* _Exercise prompt_
This exercise calls for an exact copy of the listing, with no pictures kept.

* _Extracted data_
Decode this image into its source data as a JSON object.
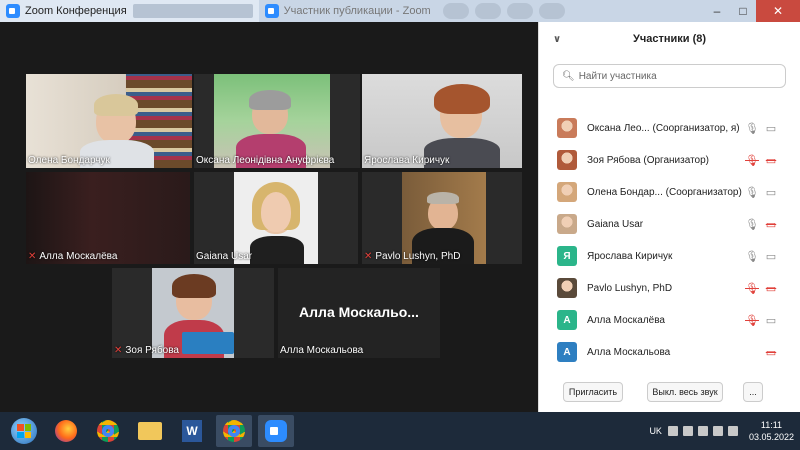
{
  "titlebar": {
    "app_title": "Zoom Конференция",
    "second_tab": "Участник публикации - Zoom"
  },
  "tiles": [
    {
      "name": "Олена Бондарчук",
      "muted": false,
      "speaking": true
    },
    {
      "name": "Оксана Леонідівна Ануфрієва",
      "muted": false,
      "speaking": false
    },
    {
      "name": "Ярослава Киричук",
      "muted": false,
      "speaking": false
    },
    {
      "name": "Алла Москалёва",
      "muted": true,
      "speaking": false
    },
    {
      "name": "Gaiana Usar",
      "muted": false,
      "speaking": false
    },
    {
      "name": "Pavlo Lushyn, PhD",
      "muted": true,
      "speaking": false
    },
    {
      "name": "Зоя Рябова",
      "muted": true,
      "speaking": false
    },
    {
      "name": "Алла Москальова",
      "muted": false,
      "speaking": false,
      "placeholder": "Алла  Москальо..."
    }
  ],
  "panel": {
    "title": "Участники (8)",
    "search_placeholder": "Найти участника",
    "participants": [
      {
        "name": "Оксана Лео... (Соорганизатор, я)",
        "avatar": "photo",
        "mic": "on",
        "cam": "on"
      },
      {
        "name": "Зоя Рябова (Организатор)",
        "avatar": "photo",
        "mic": "off",
        "cam": "off"
      },
      {
        "name": "Олена Бондар... (Соорганизатор)",
        "avatar": "photo",
        "mic": "on",
        "cam": "on"
      },
      {
        "name": "Gaiana Usar",
        "avatar": "photo",
        "mic": "on",
        "cam": "off"
      },
      {
        "name": "Ярослава Киричук",
        "avatar": "Я",
        "avatar_color": "#2bb58a",
        "mic": "on",
        "cam": "on"
      },
      {
        "name": "Pavlo Lushyn, PhD",
        "avatar": "photo",
        "mic": "off",
        "cam": "off"
      },
      {
        "name": "Алла Москалёва",
        "avatar": "A",
        "avatar_color": "#2bb58a",
        "mic": "off",
        "cam": "on"
      },
      {
        "name": "Алла Москальова",
        "avatar": "A",
        "avatar_color": "#2e7fc1",
        "mic": "none",
        "cam": "off"
      }
    ],
    "invite_label": "Пригласить",
    "mute_all_label": "Выкл. весь звук",
    "more_label": "..."
  },
  "taskbar": {
    "language": "UK",
    "time": "11:11",
    "date": "03.05.2022"
  },
  "colors": {
    "zoom_blue": "#2d8cff",
    "muted_red": "#e0403a",
    "active_speaker": "#d7e75a"
  }
}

* _Response to this exercise_
Decode this image into its source data as a JSON object.
{
  "titlebar": {
    "app_title": "Zoom Конференция",
    "second_tab": "Участник публикации - Zoom"
  },
  "tiles": [
    {
      "name": "Олена Бондарчук",
      "muted": false,
      "speaking": true
    },
    {
      "name": "Оксана Леонідівна Ануфрієва",
      "muted": false,
      "speaking": false
    },
    {
      "name": "Ярослава Киричук",
      "muted": false,
      "speaking": false
    },
    {
      "name": "Алла Москалёва",
      "muted": true,
      "speaking": false
    },
    {
      "name": "Gaiana Usar",
      "muted": false,
      "speaking": false
    },
    {
      "name": "Pavlo Lushyn, PhD",
      "muted": true,
      "speaking": false
    },
    {
      "name": "Зоя Рябова",
      "muted": true,
      "speaking": false
    },
    {
      "name": "Алла Москальова",
      "muted": false,
      "speaking": false,
      "placeholder": "Алла  Москальо..."
    }
  ],
  "panel": {
    "title": "Участники (8)",
    "search_placeholder": "Найти участника",
    "participants": [
      {
        "name": "Оксана Лео... (Соорганизатор, я)",
        "avatar": "photo",
        "mic": "on",
        "cam": "on"
      },
      {
        "name": "Зоя Рябова (Организатор)",
        "avatar": "photo",
        "mic": "off",
        "cam": "off"
      },
      {
        "name": "Олена Бондар... (Соорганизатор)",
        "avatar": "photo",
        "mic": "on",
        "cam": "on"
      },
      {
        "name": "Gaiana Usar",
        "avatar": "photo",
        "mic": "on",
        "cam": "off"
      },
      {
        "name": "Ярослава Киричук",
        "avatar": "Я",
        "avatar_color": "#2bb58a",
        "mic": "on",
        "cam": "on"
      },
      {
        "name": "Pavlo Lushyn, PhD",
        "avatar": "photo",
        "mic": "off",
        "cam": "off"
      },
      {
        "name": "Алла Москалёва",
        "avatar": "A",
        "avatar_color": "#2bb58a",
        "mic": "off",
        "cam": "on"
      },
      {
        "name": "Алла Москальова",
        "avatar": "A",
        "avatar_color": "#2e7fc1",
        "mic": "none",
        "cam": "off"
      }
    ],
    "invite_label": "Пригласить",
    "mute_all_label": "Выкл. весь звук",
    "more_label": "..."
  },
  "taskbar": {
    "language": "UK",
    "time": "11:11",
    "date": "03.05.2022"
  },
  "colors": {
    "zoom_blue": "#2d8cff",
    "muted_red": "#e0403a",
    "active_speaker": "#d7e75a"
  }
}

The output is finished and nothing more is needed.